Today, attorneys working on behalf of Marcus Reed filed this Response to the State of Louisiana’s brief at the United States Supreme Court.  Marcus Reed was convicted and sentenced to death in the same parish, by the same prosecutor as Rodricus Crawford and Lamondre Tucker.  The cases were identified in this piece by Maurice Chammah in the Marshall Project, Could One of these Cases Spell the End of the Death Penalty.  In the filing today, Reed’s lawyers argued:

Now is the time; and this is an appropriate case for this Court to consider whether the evolving standards of decency render imposition of capital punishment in a non-terrorism, non-treason case unconstitutional.

Marcus Reed, an African American man from Caddo Parish, was represented at trial by two attorneys who were responsible for more than one quarter of the death sentences in Louisiana between 2009 and 2014. Reed was at his house, late at night, when three teenagers drove up his driveway. It was uncontested at trial that one of those teenagers had burglarized Mr. Reed's house that same day. Reed's defense at trial was that the teenagers inteded to rob him again, or commit another violent felony at his home, that he had told them to stay away, begged them not to come, and shot them in the dark when they arrived.
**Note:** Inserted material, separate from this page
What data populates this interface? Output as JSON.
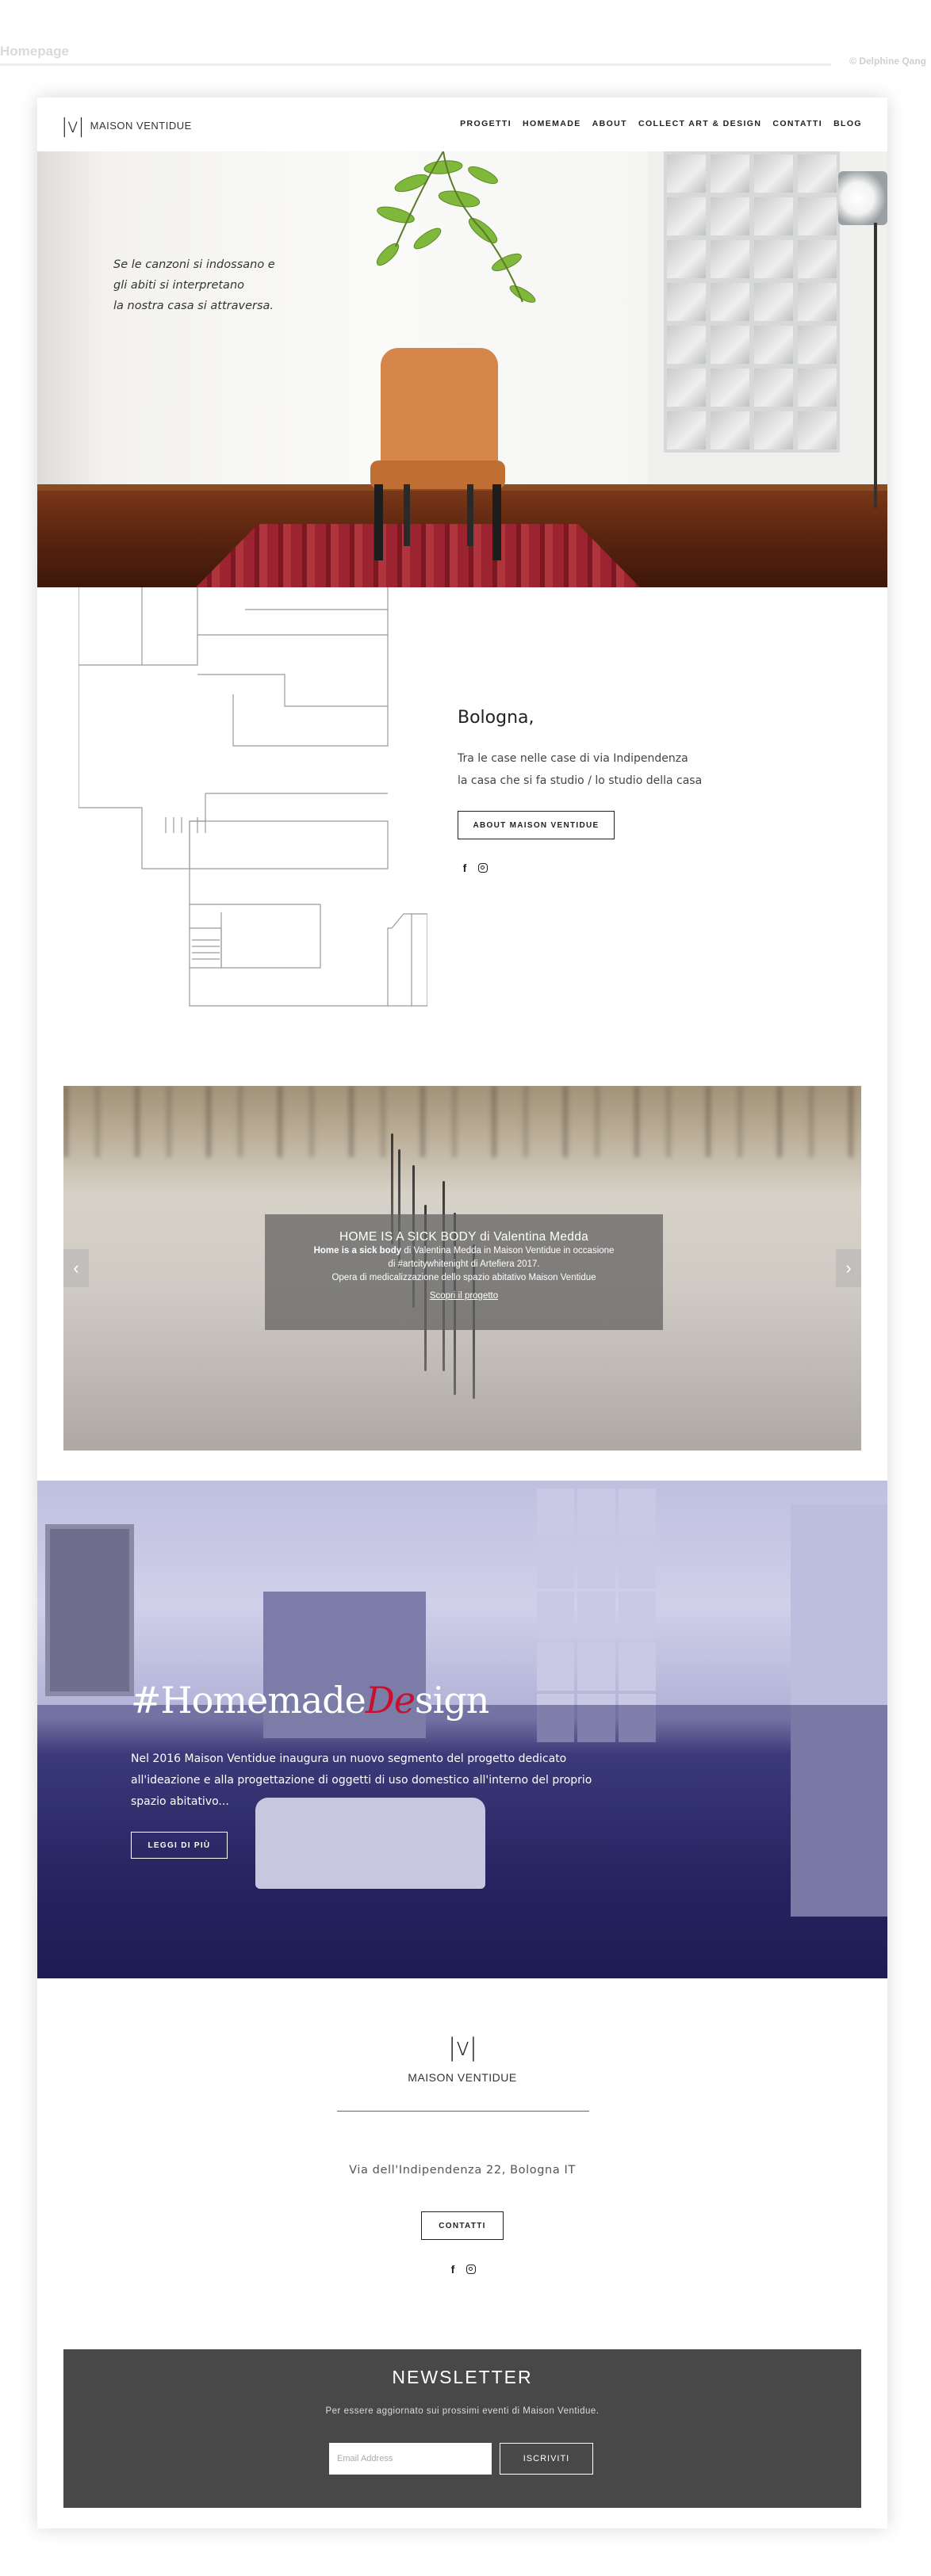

In this case, where Mr. Reed's only defense was that the killings were justified, the Louisiana Supreme Court acknowledged that "defense counsel arguably made a professional error by failing to request instructions under Louisiana's Stand Your Ground Statute."

Reed's case demonstrates that the death penalty in America is not reserved for the worst offenders, but occur as a result of the arbitrary circumstances of race and geography.